* **Record extracts**:
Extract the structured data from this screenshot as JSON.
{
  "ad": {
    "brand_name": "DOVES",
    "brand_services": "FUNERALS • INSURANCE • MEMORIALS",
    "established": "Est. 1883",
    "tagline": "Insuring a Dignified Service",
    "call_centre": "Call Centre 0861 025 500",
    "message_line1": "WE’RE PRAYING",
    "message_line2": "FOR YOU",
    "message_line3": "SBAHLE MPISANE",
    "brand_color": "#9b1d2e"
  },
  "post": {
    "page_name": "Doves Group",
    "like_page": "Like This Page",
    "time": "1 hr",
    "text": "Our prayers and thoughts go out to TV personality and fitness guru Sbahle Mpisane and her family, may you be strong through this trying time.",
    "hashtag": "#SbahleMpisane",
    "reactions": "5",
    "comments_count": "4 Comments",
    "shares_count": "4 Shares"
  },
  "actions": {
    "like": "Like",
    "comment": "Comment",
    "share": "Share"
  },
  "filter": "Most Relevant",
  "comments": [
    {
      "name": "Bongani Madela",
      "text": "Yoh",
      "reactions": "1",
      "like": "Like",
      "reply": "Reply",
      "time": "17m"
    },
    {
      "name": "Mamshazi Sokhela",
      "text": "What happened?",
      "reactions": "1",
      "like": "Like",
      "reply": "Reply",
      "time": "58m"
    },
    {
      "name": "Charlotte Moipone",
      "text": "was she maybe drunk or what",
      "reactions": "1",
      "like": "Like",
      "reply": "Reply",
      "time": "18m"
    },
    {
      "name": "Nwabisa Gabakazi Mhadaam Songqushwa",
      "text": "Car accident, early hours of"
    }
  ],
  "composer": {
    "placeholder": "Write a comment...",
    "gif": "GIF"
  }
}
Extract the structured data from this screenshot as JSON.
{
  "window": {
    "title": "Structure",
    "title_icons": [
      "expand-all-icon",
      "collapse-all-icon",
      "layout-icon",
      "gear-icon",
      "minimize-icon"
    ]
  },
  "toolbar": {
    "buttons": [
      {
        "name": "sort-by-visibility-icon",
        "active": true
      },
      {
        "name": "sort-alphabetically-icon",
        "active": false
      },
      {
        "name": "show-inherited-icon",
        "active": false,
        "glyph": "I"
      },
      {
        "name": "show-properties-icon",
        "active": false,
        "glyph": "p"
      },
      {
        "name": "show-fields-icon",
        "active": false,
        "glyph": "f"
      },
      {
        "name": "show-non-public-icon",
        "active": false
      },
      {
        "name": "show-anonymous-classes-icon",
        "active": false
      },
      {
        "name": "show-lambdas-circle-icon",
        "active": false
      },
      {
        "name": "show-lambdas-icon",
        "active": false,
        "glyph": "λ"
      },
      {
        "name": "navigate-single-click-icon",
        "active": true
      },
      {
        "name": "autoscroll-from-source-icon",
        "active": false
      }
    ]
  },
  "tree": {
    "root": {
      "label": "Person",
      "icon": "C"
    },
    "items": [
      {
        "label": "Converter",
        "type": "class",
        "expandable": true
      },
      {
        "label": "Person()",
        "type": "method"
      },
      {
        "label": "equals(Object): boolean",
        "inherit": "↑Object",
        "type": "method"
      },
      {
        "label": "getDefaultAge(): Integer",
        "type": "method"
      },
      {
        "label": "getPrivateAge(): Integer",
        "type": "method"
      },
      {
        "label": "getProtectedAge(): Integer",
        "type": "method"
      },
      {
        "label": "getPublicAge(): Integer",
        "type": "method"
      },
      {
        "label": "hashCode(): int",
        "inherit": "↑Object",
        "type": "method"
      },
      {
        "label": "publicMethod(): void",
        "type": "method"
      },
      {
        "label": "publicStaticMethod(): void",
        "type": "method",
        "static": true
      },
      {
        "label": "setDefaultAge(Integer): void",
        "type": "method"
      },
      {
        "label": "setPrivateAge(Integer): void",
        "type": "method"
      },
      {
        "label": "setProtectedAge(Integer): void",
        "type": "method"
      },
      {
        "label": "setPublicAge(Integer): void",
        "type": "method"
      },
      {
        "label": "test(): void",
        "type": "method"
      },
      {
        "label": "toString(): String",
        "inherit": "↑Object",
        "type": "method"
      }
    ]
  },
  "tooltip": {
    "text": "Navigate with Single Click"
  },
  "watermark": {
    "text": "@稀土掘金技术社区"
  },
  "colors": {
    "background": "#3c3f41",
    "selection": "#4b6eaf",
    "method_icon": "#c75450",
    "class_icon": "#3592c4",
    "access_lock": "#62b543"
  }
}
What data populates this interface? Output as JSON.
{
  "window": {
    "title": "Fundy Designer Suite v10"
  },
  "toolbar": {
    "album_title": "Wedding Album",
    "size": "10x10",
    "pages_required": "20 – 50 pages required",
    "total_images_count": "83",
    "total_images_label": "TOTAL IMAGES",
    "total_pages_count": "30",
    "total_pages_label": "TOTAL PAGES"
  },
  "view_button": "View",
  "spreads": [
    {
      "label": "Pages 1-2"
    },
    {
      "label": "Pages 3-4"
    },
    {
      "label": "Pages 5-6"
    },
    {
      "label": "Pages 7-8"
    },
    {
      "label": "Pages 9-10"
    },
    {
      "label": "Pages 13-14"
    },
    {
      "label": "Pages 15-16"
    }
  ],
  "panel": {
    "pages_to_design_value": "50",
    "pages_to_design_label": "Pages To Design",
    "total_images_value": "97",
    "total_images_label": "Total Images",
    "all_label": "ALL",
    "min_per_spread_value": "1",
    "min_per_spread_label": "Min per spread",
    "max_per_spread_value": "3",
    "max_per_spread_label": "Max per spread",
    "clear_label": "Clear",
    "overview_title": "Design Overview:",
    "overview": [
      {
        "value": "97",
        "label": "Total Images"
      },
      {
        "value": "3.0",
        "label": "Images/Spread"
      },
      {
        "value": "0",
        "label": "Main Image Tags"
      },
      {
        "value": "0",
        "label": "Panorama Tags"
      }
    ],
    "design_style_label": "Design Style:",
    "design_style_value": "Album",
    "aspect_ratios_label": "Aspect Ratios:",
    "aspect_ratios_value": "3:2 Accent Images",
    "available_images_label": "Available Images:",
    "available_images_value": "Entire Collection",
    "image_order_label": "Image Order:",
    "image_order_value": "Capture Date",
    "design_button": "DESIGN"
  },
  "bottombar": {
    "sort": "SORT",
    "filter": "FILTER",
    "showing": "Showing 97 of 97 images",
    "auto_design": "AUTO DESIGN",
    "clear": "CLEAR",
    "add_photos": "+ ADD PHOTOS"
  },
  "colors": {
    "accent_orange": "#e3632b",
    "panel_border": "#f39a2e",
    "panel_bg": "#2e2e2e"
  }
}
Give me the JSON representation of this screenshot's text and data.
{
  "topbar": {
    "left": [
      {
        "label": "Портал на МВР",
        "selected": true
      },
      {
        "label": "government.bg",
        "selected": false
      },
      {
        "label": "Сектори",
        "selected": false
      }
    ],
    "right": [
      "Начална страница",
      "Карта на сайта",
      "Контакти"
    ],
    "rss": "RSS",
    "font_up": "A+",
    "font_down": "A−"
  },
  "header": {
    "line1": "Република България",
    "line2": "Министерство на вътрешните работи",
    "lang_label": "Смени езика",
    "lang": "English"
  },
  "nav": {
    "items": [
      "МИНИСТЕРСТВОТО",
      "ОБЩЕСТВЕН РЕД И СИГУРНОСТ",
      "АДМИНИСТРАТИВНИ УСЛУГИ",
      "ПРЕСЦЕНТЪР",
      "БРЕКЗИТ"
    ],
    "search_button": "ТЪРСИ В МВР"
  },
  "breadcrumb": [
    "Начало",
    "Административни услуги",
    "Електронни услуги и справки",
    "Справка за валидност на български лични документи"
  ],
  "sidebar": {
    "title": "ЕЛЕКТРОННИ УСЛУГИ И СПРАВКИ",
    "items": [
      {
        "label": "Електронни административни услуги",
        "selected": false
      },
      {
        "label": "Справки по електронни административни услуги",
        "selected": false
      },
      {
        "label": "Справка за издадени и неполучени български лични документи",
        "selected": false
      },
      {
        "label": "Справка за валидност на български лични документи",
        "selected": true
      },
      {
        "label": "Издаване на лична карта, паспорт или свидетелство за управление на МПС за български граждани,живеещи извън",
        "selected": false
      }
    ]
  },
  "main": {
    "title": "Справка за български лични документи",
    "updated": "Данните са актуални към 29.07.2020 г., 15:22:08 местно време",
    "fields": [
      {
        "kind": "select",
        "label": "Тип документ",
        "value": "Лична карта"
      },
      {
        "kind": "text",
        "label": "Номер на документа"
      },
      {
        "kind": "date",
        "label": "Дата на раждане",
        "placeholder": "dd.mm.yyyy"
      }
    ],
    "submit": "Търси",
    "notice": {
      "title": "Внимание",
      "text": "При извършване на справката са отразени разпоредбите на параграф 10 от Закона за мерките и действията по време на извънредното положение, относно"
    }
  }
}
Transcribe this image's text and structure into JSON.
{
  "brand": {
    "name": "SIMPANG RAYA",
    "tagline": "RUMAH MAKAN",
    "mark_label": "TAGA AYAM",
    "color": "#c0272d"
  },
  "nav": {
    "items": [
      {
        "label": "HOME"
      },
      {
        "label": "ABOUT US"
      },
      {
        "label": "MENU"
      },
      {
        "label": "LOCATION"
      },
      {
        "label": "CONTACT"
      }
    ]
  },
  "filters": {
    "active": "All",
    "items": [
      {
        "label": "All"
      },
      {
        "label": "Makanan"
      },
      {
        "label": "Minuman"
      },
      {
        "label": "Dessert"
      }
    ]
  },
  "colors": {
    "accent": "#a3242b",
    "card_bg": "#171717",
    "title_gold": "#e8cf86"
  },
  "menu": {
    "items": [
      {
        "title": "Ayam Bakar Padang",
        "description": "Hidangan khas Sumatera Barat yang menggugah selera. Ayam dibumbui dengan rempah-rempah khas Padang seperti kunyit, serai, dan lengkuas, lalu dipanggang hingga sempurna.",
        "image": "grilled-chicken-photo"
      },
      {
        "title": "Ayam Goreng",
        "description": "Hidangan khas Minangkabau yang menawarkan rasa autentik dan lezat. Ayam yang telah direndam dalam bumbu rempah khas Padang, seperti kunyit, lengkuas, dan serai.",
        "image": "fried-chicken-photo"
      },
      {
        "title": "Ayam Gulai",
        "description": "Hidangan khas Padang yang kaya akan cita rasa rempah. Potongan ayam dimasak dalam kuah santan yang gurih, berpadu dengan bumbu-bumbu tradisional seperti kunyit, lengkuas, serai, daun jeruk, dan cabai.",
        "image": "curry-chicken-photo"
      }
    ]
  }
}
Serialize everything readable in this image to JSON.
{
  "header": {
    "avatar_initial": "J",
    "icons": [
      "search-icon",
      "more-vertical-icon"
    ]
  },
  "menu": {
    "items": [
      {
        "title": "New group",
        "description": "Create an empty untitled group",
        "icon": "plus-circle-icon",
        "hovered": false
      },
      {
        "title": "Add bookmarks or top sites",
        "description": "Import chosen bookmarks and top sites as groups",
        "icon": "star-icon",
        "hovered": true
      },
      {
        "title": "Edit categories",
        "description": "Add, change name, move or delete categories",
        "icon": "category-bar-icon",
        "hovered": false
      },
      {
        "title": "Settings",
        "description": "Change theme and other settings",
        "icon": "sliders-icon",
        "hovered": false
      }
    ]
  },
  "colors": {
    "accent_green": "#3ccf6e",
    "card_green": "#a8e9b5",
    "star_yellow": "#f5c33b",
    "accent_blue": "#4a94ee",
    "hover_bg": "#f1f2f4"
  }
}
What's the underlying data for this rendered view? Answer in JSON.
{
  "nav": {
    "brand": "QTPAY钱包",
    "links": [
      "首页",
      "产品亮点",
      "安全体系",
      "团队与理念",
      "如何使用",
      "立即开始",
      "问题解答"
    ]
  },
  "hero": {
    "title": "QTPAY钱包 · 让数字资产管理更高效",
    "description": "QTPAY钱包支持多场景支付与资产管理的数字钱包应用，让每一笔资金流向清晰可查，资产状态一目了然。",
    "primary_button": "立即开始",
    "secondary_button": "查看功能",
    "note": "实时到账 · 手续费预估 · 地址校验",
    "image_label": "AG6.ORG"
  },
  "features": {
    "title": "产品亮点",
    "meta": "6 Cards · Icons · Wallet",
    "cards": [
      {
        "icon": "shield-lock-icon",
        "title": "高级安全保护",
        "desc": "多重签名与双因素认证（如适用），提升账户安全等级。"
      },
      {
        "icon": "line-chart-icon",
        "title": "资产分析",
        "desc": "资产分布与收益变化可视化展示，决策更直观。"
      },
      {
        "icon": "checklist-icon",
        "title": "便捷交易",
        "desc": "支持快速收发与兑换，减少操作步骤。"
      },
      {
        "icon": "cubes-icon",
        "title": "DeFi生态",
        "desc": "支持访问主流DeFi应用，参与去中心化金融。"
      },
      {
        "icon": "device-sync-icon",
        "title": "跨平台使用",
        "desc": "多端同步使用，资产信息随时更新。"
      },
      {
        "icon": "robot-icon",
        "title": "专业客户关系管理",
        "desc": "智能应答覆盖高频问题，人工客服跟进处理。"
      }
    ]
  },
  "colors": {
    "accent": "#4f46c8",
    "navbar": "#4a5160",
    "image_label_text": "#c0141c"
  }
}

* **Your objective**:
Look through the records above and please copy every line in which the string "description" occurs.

* **Solution**:
        "description": "Hidangan khas Sumatera Barat yang menggugah selera. Ayam dibumbui dengan rempah-rempah khas Padang seperti kunyit, serai, dan lengkuas, lalu dipanggang hingga sempurna.",
        "description": "Hidangan khas Minangkabau yang menawarkan rasa autentik dan lezat. Ayam yang telah direndam dalam bumbu rempah khas Padang, seperti kunyit, lengkuas, dan serai.",
        "description": "Hidangan khas Padang yang kaya akan cita rasa rempah. Potongan ayam dimasak dalam kuah santan yang gurih, berpadu dengan bumbu-bumbu tradisional seperti kunyit, lengkuas, serai, daun jeruk, dan cabai.",
        "description": "Create an empty untitled group",
        "description": "Import chosen bookmarks and top sites as groups",
        "description": "Add, change name, move or delete categories",
        "description": "Change theme and other settings",
    "description": "QTPAY钱包支持多场景支付与资产管理的数字钱包应用，让每一笔资金流向清晰可查，资产状态一目了然。",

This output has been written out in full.